Is Job Placement Support Offered? Getting your first phlebotomy job will be a lot easier with the assistance of a job placement program. Find out if the schools you are reviewing provide assistance and what their job placement rate is. If a school has a higher rate, signifying they place most of their students in jobs, it’s an indication that the college has both a good reputation along with a large network of professional contacts within the Glenwood GA medical community.
Are Class Times Compatible With Your Schedule? And last, it’s critical to make sure that the final program you pick offers classes at times that are compatible with your busy lifestyle. This is particularly important if you decide to still work while going to school. If you can only go to classes at night or on weekends near Glenwood GA, make certain they are offered at those times. Additionally, if you can only attend part-time, verify it is an option as well. And if you have decided to study online, with the practical training requirement, make sure those hours can also be fulfilled within your schedule. And ask what the make-up protocol is in case you have to miss any classes as a result of emergencies or illness.

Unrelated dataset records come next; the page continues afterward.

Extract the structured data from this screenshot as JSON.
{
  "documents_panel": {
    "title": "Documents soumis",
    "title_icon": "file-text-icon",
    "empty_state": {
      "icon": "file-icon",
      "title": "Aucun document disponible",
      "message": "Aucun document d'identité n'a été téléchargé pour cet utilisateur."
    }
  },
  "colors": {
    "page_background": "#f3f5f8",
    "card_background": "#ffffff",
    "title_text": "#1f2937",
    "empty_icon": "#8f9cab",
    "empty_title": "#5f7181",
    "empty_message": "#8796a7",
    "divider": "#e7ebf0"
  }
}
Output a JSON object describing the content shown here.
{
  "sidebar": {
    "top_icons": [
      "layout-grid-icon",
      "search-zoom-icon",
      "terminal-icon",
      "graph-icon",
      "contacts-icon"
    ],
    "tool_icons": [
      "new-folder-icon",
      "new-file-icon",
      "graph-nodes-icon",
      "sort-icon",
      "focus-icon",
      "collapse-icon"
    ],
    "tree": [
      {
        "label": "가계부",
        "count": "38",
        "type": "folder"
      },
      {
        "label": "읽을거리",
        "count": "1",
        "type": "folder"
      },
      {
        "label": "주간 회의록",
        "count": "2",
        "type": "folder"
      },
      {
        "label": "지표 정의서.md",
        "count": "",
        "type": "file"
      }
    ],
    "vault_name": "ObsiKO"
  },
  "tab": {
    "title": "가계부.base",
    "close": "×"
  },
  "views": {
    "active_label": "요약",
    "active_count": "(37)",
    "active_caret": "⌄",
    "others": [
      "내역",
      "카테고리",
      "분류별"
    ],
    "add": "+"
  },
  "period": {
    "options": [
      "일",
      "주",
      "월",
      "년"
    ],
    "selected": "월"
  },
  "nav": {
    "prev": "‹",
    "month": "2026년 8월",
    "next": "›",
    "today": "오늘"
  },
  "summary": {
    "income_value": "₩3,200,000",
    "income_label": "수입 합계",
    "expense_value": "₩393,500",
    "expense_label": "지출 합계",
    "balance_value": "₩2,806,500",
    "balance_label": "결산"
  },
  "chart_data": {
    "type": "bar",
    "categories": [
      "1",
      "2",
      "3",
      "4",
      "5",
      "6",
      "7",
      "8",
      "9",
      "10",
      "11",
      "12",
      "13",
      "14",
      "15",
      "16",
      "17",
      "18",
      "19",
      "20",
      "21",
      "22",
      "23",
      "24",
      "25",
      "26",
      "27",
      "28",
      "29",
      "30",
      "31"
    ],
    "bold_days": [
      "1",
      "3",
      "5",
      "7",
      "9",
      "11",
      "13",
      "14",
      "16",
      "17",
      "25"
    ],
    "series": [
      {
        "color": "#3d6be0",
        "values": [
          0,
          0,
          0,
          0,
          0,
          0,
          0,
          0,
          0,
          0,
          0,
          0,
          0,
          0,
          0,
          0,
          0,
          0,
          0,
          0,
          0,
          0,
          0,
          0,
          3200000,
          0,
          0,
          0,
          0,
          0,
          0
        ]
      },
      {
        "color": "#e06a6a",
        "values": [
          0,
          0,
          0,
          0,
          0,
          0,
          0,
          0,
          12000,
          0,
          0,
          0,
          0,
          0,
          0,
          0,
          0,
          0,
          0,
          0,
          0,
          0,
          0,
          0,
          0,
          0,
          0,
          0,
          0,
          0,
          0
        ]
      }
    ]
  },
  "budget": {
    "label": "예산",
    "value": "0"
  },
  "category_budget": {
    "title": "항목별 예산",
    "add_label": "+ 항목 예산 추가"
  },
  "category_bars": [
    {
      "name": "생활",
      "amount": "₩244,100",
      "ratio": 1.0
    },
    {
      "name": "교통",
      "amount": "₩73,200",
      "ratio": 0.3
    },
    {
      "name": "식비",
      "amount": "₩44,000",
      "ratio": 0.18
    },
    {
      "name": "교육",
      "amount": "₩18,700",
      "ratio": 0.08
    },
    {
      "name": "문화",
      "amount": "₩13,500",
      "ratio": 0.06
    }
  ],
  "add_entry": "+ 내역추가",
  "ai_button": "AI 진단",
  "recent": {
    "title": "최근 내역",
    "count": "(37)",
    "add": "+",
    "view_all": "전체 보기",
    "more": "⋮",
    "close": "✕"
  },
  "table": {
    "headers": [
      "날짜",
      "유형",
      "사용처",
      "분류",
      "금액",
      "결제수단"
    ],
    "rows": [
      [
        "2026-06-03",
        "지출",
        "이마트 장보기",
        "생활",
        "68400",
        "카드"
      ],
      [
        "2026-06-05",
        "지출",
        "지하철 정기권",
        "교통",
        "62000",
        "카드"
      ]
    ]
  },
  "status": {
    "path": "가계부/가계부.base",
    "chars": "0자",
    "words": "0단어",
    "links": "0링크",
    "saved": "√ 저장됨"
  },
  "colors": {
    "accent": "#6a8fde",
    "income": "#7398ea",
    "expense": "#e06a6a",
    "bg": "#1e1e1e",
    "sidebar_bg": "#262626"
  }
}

Online Phlebotomy Tech Education Glenwood Georgia
Making certain that you select the most suitable phlebotomy training is an important first step toward your success in this rewarding medical care field. As we have discussed in this article, there are multiple factors that contribute toward the selection of a quality program. Phlebotomy training programs can be offered in a number of educational institutes, such as community or junior colleges, vocational schools, and colleges and universities that offer a wide array of programs in medical care and health sciences. Program options may vary slightly across the country as every state has its own requirements when it concerns phlebotomy training, certification and licensing. The most critical point is that you must carefully evaluate and compare each school before making your final selection. You originally came to this website due to an interest in Online Phlebotomy Tech Education and to get more information regarding 4 Week Phlebotomy Classes Near Me. However, by addressing the questions that we have furnished, you will be able to fine tune your choices so that you can pick the ideal phlebotomist program for you. And with the proper training, you can reach your goal of becoming a phlebotomy technician in Glenwood GA.
More Georgia Bloody Wonderful Locations

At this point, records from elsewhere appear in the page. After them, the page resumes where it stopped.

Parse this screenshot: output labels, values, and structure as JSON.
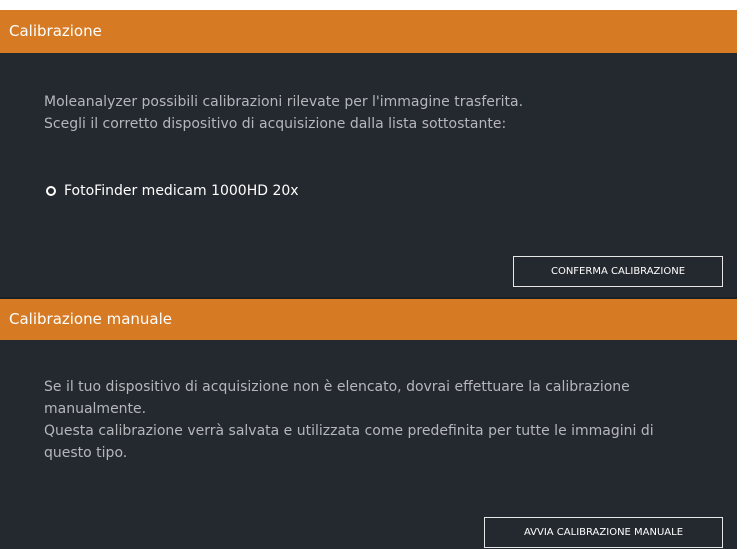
{
  "calibration": {
    "title": "Calibrazione",
    "description_line1": "Moleanalyzer possibili calibrazioni rilevate per l'immagine trasferita.",
    "description_line2": "Scegli il corretto dispositivo di acquisizione dalla lista sottostante:",
    "options": [
      {
        "label": "FotoFinder medicam 1000HD 20x",
        "selected": false
      }
    ],
    "confirm_label": "CONFERMA CALIBRAZIONE"
  },
  "manual_calibration": {
    "title": "Calibrazione manuale",
    "description_line1": "Se il tuo dispositivo di acquisizione non è elencato, dovrai effettuare la calibrazione",
    "description_line2": "manualmente.",
    "description_line3": "Questa calibrazione verrà salvata e utilizzata come predefinita per tutte le immagini di",
    "description_line4": "questo tipo.",
    "start_label": "AVVIA CALIBRAZIONE MANUALE"
  },
  "colors": {
    "header_orange": "#d77a24",
    "panel_bg": "#24282f",
    "text_secondary": "#b5b7bb",
    "text_primary": "#ffffff"
  }
}
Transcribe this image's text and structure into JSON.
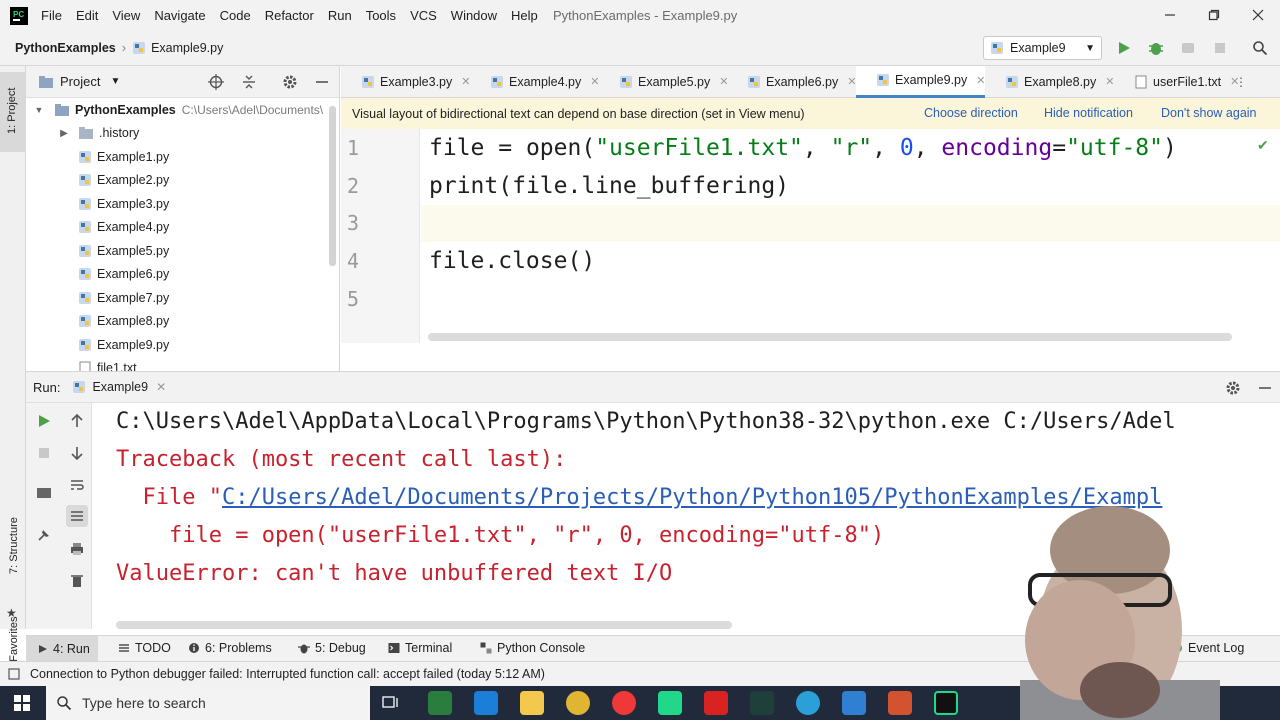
{
  "menubar": {
    "items": [
      "File",
      "Edit",
      "View",
      "Navigate",
      "Code",
      "Refactor",
      "Run",
      "Tools",
      "VCS",
      "Window",
      "Help"
    ],
    "window_title": "PythonExamples - Example9.py"
  },
  "navbar": {
    "project": "PythonExamples",
    "file": "Example9.py",
    "run_config": "Example9"
  },
  "project_panel": {
    "title": "Project",
    "root_name": "PythonExamples",
    "root_path": "C:\\Users\\Adel\\Documents\\",
    "items": [
      ".history",
      "Example1.py",
      "Example2.py",
      "Example3.py",
      "Example4.py",
      "Example5.py",
      "Example6.py",
      "Example7.py",
      "Example8.py",
      "Example9.py",
      "file1.txt"
    ]
  },
  "left_strip": {
    "project_label": "1: Project",
    "structure_label": "7: Structure",
    "favorites_label": "2: Favorites"
  },
  "editor": {
    "tabs": [
      "Example3.py",
      "Example4.py",
      "Example5.py",
      "Example6.py",
      "Example9.py",
      "Example8.py",
      "userFile1.txt"
    ],
    "active_tab": "Example9.py",
    "notification": {
      "text": "Visual layout of bidirectional text can depend on base direction (set in View menu)",
      "choose": "Choose direction",
      "hide": "Hide notification",
      "dont_show": "Don't show again"
    },
    "line_numbers": [
      "1",
      "2",
      "3",
      "4",
      "5"
    ],
    "lines": {
      "l1_a": "file = ",
      "l1_b": "open(",
      "l1_c": "\"userFile1.txt\"",
      "l1_d": ", ",
      "l1_e": "\"r\"",
      "l1_f": ", ",
      "l1_g": "0",
      "l1_h": ", ",
      "l1_i": "encoding",
      "l1_j": "=",
      "l1_k": "\"utf-8\"",
      "l1_l": ")",
      "l2_a": "print",
      "l2_b": "(file.line_buffering)",
      "l4": "file.close()"
    }
  },
  "run_panel": {
    "label": "Run:",
    "tab": "Example9",
    "console": {
      "line1": "C:\\Users\\Adel\\AppData\\Local\\Programs\\Python\\Python38-32\\python.exe C:/Users/Adel",
      "line2": "Traceback (most recent call last):",
      "line3_prefix": "  File \"",
      "line3_link": "C:/Users/Adel/Documents/Projects/Python/Python105/PythonExamples/Exampl",
      "line4": "    file = open(\"userFile1.txt\", \"r\", 0, encoding=\"utf-8\")",
      "line5": "ValueError: can't have unbuffered text I/O"
    }
  },
  "tool_windows": {
    "run": "4: Run",
    "todo": "TODO",
    "problems": "6: Problems",
    "debug": "5: Debug",
    "terminal": "Terminal",
    "console": "Python Console",
    "event_log": "Event Log"
  },
  "status": {
    "message": "Connection to Python debugger failed: Interrupted function call: accept failed (today 5:12 AM)"
  },
  "taskbar": {
    "search_placeholder": "Type here to search"
  },
  "colors": {
    "accent": "#4083c9",
    "error": "#c7222d",
    "link": "#2a5eb8",
    "string": "#067d17",
    "number": "#1750eb"
  }
}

As of the census of 2000, there were 884 people, 354 households, and 210 families residing in the city. The population density was 279.9 people per square mile (108.0/km²). There were 409 housing units at an average density of 129.5 per square mile (50.0/km²). The racial makeup of the city was 57.81% White, 38.24% African American, 0.23% Native American, 0.45% Asian, 2.04% from other races, and 1.24% from two or more races. Hispanic or Latino of any race were 2.60% of the population.

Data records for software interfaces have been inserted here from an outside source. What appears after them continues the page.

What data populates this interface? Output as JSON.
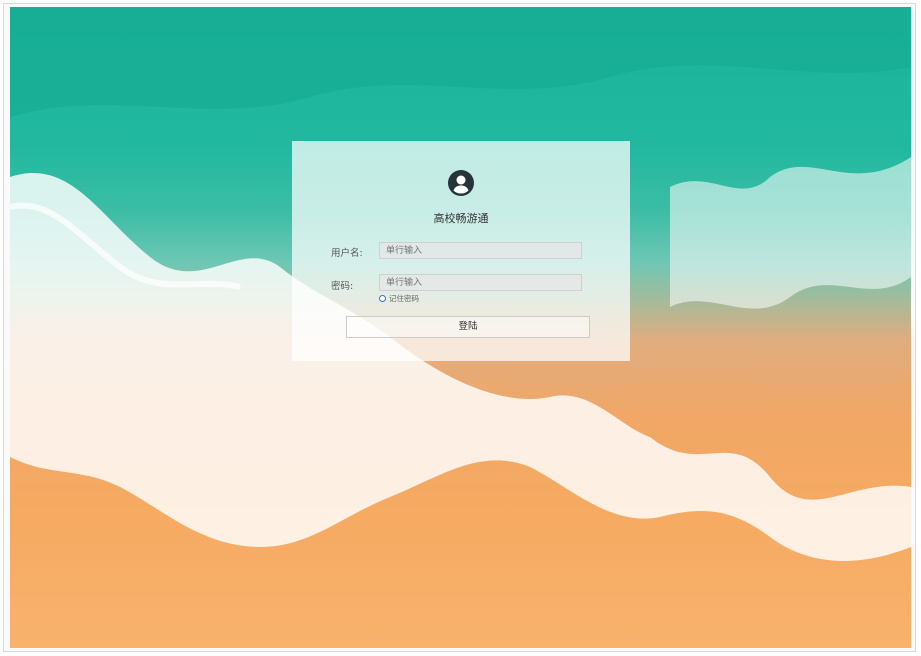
{
  "app": {
    "title": "高校畅游通"
  },
  "form": {
    "username_label": "用户名:",
    "username_placeholder": "单行输入",
    "password_label": "密码:",
    "password_placeholder": "单行输入",
    "remember_label": "记住密码",
    "login_label": "登陆"
  },
  "icons": {
    "avatar": "user-circle-icon",
    "remember": "radio-icon"
  },
  "colors": {
    "ocean": "#19b59a",
    "sand": "#f6aa62",
    "accent": "#3a6de0"
  }
}
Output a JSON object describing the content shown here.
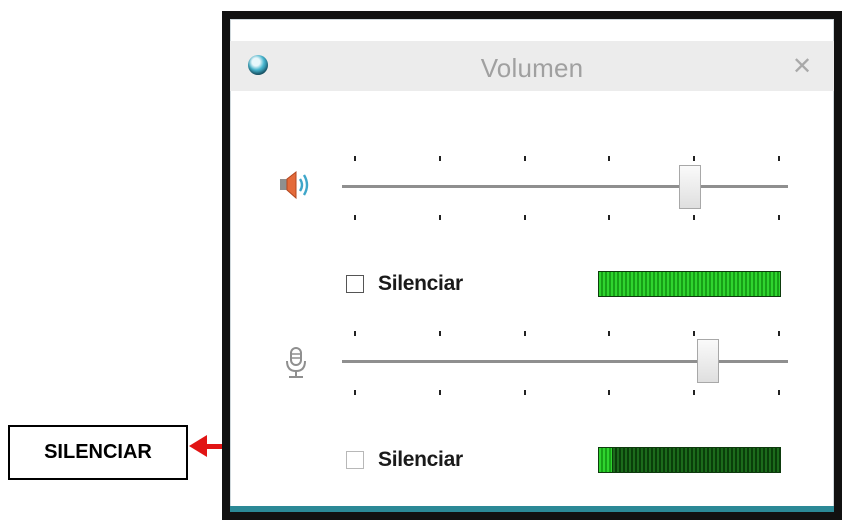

There were 354 households out of which 31.1% had children under the age of 18 living with them, 36.4% were married couples living together, 20.1% had a female householder with no husband present, and 40.4% were non-families. 37.0% of all households were made up of individuals and 18.1% had someone living alone who was 65 years of age or older. The average household size was 2.32 and the average family size was 3.10.
In the city, the population was spread out with 25.0% under the age of 18, 10.1% from 18 to 24, 24.8% from 25 to 44, 21.4% from 45 to 64, and 18.8% who were 65 years of age or older. The median age was 38 years. For every 100 females, there were 80.4 males. For every 100 females age 18 and over, there were 75.4 males.